- Indoor recreational amenities;
- Indoor clubhouses at outdoor recreational amenities;
- Tour and guide services; and
- Photography studios and services; and
- Marinas and boating clubs.
These limits do not apply to any portion of a business or place that is being used for a wedding, a funeral or a religious service, rite, or ceremony.

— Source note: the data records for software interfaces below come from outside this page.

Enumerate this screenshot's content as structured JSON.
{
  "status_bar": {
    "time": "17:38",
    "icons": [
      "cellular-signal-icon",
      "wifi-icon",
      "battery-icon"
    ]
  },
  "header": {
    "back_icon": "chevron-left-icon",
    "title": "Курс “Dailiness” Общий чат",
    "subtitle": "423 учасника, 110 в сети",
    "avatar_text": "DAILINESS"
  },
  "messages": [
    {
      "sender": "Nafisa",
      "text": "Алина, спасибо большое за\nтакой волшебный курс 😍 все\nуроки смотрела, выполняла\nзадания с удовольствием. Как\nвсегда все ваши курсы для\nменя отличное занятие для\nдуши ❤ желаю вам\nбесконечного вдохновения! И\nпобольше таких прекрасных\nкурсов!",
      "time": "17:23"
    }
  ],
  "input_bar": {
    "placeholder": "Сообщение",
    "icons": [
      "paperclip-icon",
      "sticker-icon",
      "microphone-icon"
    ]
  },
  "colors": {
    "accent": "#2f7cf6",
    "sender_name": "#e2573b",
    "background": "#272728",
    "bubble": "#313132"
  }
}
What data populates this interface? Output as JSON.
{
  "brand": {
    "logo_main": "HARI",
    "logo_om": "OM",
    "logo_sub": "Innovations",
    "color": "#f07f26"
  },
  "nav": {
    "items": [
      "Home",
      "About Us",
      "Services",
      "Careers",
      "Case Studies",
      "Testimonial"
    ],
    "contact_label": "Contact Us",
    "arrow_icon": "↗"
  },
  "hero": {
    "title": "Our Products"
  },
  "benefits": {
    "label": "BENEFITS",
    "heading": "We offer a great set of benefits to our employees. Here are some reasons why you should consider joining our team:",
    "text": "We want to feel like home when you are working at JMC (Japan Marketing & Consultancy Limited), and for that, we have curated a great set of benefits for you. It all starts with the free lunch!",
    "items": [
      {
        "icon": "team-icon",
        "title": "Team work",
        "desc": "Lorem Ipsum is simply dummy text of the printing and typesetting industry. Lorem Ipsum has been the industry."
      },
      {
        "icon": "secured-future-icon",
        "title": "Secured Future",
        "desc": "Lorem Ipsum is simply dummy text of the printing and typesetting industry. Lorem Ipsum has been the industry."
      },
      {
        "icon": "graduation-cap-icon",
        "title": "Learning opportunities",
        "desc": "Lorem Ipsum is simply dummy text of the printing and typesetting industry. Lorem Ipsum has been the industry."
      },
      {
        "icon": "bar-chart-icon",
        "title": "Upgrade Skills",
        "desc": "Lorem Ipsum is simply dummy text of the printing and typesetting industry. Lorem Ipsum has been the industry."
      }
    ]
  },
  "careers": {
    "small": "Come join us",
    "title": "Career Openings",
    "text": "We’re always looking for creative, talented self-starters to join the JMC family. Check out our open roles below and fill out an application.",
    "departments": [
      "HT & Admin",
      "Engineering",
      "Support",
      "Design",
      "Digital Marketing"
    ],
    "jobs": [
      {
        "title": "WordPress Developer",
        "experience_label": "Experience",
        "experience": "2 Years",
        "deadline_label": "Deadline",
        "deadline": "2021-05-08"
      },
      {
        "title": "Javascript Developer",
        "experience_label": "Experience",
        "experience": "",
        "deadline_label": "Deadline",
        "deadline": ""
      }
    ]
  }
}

Businesses or facilities will also need to post a sign stating the capacity limits that are permitted in the establishment.
To further reduce the spread of COVID-19 and the Omicron variant, additional protective measures are also being applied:
- The number of patrons permitted to sit at a table will be limited to 10 people and patrons will be required to remain seated in restaurants, bars and other food or drink establishments, meeting and event spaces and strip clubs.
- Bars and restaurants, meeting and event spaces and strip clubs will be required to close by 11 p.m. Take out and delivery will be permitted beyond 11 p.m.
- Dancing will not be allowed except for workers or performers.
- Food and/or drink services will be prohibited at sporting events; concert venues, theatres and cinemas; casinos, bingo halls and other gaming establishments; and horse racing tracks, car racing tracks and other similar venues.
- The sale of alcohol will be restricted after 10 p.m. and consumption of alcohol in businesses or settings after 11 p.m.
In addition, to mitigate COVID-19 transmission that can occur at informal social gatherings, the province is also reducing social gathering limits to 10 people indoors and 25 people outdoors.
These restrictions will come into effect on 12:01 a.m. on Sunday, December 19, 2021.